Consideration number one: maybe your opinion not worth posting online. Consider this, teenagers are capable of being mean to one another—give them a keyboard and this can take place online. The phenomenon of online banter goes by many names: trolling, flame-baiting, flame wars, and subtweeting. Although I do admire those who stand up for their beliefs and friends, let’s face it, jumping into an argument on twitter is not always worth it. Throughout a few years teaching, I’ve had numerous students whose feelings have gotten hurt over pointless arguments online. Sometimes it takes a bigger person ignore antagonistic tweets and realize that there will always be people that want to pick at your flaws.

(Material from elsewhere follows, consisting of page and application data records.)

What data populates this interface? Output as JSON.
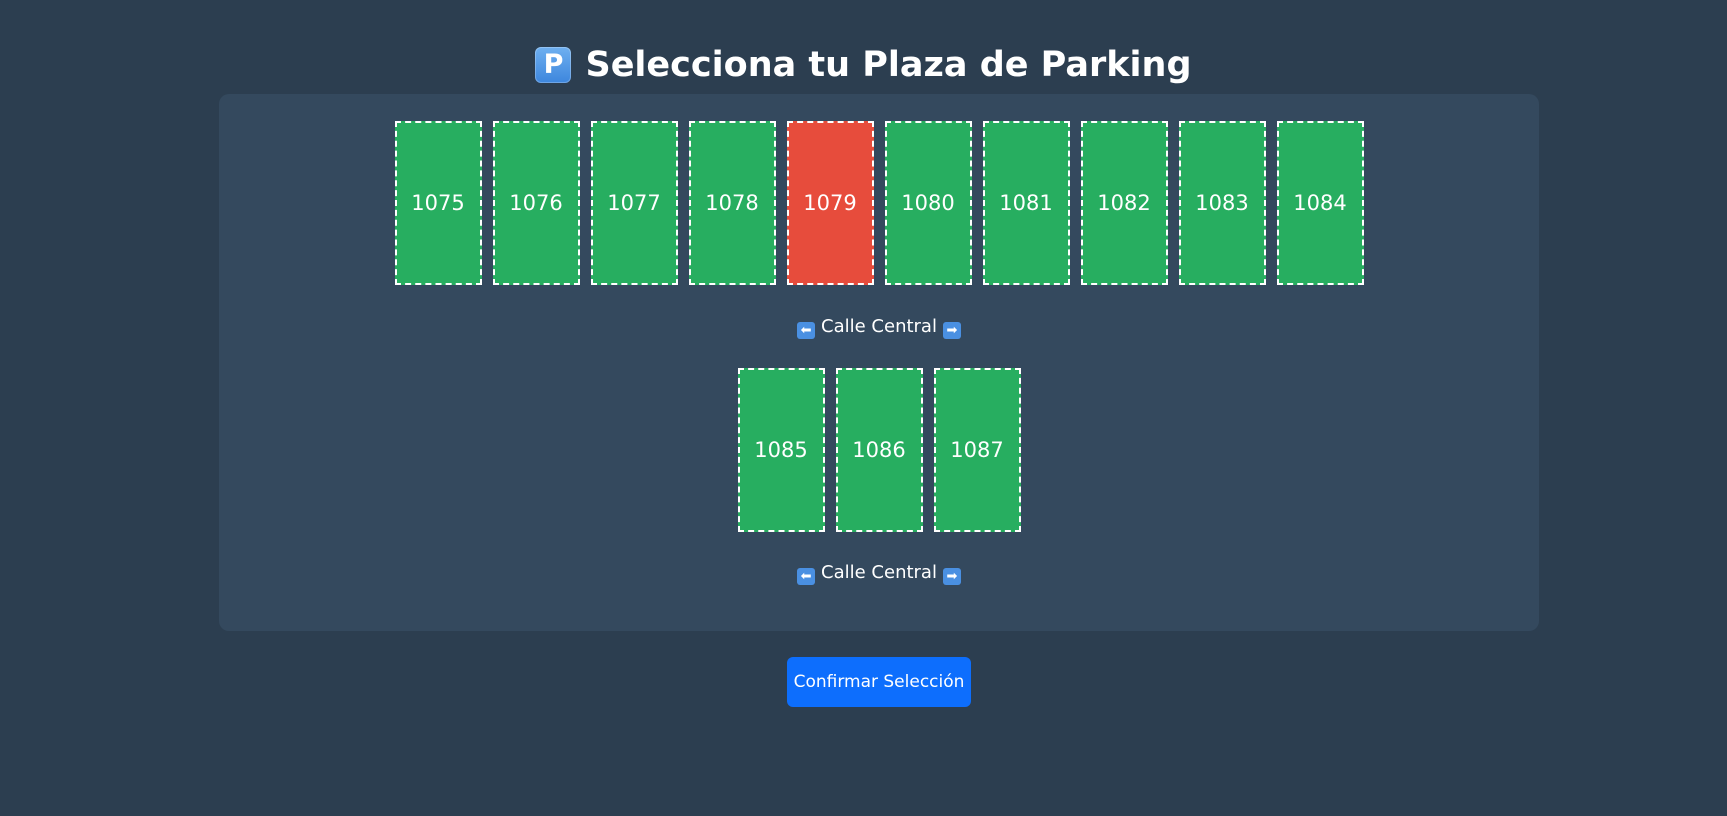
{
  "header": {
    "icon_glyph": "P",
    "icon_name": "parking-icon",
    "title": "Selecciona tu Plaza de Parking"
  },
  "lot": {
    "rows": [
      {
        "spots": [
          {
            "number": "1075",
            "status": "free"
          },
          {
            "number": "1076",
            "status": "free"
          },
          {
            "number": "1077",
            "status": "free"
          },
          {
            "number": "1078",
            "status": "free"
          },
          {
            "number": "1079",
            "status": "occupied"
          },
          {
            "number": "1080",
            "status": "free"
          },
          {
            "number": "1081",
            "status": "free"
          },
          {
            "number": "1082",
            "status": "free"
          },
          {
            "number": "1083",
            "status": "free"
          },
          {
            "number": "1084",
            "status": "free"
          }
        ],
        "street": "Calle Central"
      },
      {
        "spots": [
          {
            "number": "1085",
            "status": "free"
          },
          {
            "number": "1086",
            "status": "free"
          },
          {
            "number": "1087",
            "status": "free"
          }
        ],
        "street": "Calle Central"
      }
    ],
    "street_left_glyph": "⬅",
    "street_right_glyph": "➡"
  },
  "actions": {
    "confirm_label": "Confirmar Selección"
  },
  "colors": {
    "background": "#2c3e50",
    "panel": "#34495e",
    "free": "#27ae60",
    "occupied": "#e74c3c",
    "primary": "#0d6efd"
  }
}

Don’t let them get a rise out of you, and you will end a flame war before it starts.
Consideration number two: Sometimes it takes more than 140 characters to express your opinion. Recently a colleague of mine was explaining his opinion on a topic online about a meeting where we ran out of time. This is a great way to continue the conversation, but after a couple tweets of the opposing opinion surfaced, there was a long debate in a public forum about matters that don’t concern the public. Furthermore, the debate, although it was a good discussion, would be so much smoother in a format where people can type more than 140 characters and fully explain your opinion. Twitter is a great means to spread simple news, share links and resources. If you have a long opinion piece, I suggest writing a blog (like this one) or some other format and tweeting a headline with a link to get your message out there.

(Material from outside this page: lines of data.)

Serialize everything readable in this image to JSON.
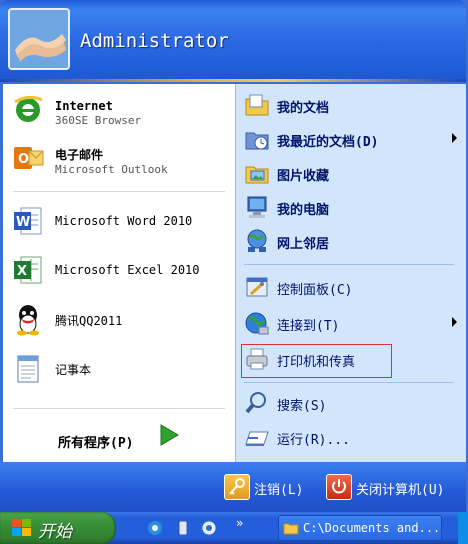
{
  "user": {
    "name": "Administrator"
  },
  "pinned": [
    {
      "title": "Internet",
      "subtitle": "360SE Browser",
      "icon": "ie-icon"
    },
    {
      "title": "电子邮件",
      "subtitle": "Microsoft Outlook",
      "icon": "outlook-icon"
    }
  ],
  "recent": [
    {
      "title": "Microsoft Word 2010",
      "icon": "word-icon"
    },
    {
      "title": "Microsoft Excel 2010",
      "icon": "excel-icon"
    },
    {
      "title": "腾讯QQ2011",
      "icon": "qq-icon"
    },
    {
      "title": "记事本",
      "icon": "notepad-icon"
    }
  ],
  "all_programs": "所有程序(P)",
  "places": [
    {
      "label": "我的文档",
      "icon": "my-documents-icon",
      "bold": true
    },
    {
      "label": "我最近的文档(D)",
      "icon": "recent-documents-icon",
      "bold": true,
      "submenu": true
    },
    {
      "label": "图片收藏",
      "icon": "my-pictures-icon",
      "bold": true
    },
    {
      "label": "我的电脑",
      "icon": "my-computer-icon",
      "bold": true
    },
    {
      "label": "网上邻居",
      "icon": "network-places-icon",
      "bold": true
    },
    {
      "label": "控制面板(C)",
      "icon": "control-panel-icon",
      "bold": false
    },
    {
      "label": "连接到(T)",
      "icon": "connect-to-icon",
      "bold": false,
      "submenu": true
    },
    {
      "label": "打印机和传真",
      "icon": "printers-faxes-icon",
      "bold": false
    },
    {
      "label": "搜索(S)",
      "icon": "search-icon",
      "bold": false
    },
    {
      "label": "运行(R)...",
      "icon": "run-icon",
      "bold": false
    }
  ],
  "footer": {
    "logoff": "注销(L)",
    "shutdown": "关闭计算机(U)"
  },
  "taskbar": {
    "start": "开始",
    "task": "C:\\Documents and..."
  },
  "colors": {
    "highlight": "#e03030",
    "right_pane": "#d3e5fa",
    "start_green": "#3c943c",
    "header_blue": "#2c6be4"
  }
}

In closing, there is a place and a time for all things: many ways to express your opinions, and other things that are best to ignore. This is a call for discretion: if you want to share your opinion, do it in a manner than promotes discussion instead of trolling or pouring more gasoline on a fire. Your opinion has value, uniqueness is invaluable, and there are healthy ways and unhealthy ways to share it. And occasionally, your ideas, like feces, belong in the toilet instead of online. Please think before posting, “would I care to read this?” And have the maturity to take feedback from others with a grain of salt. Happy tweeting.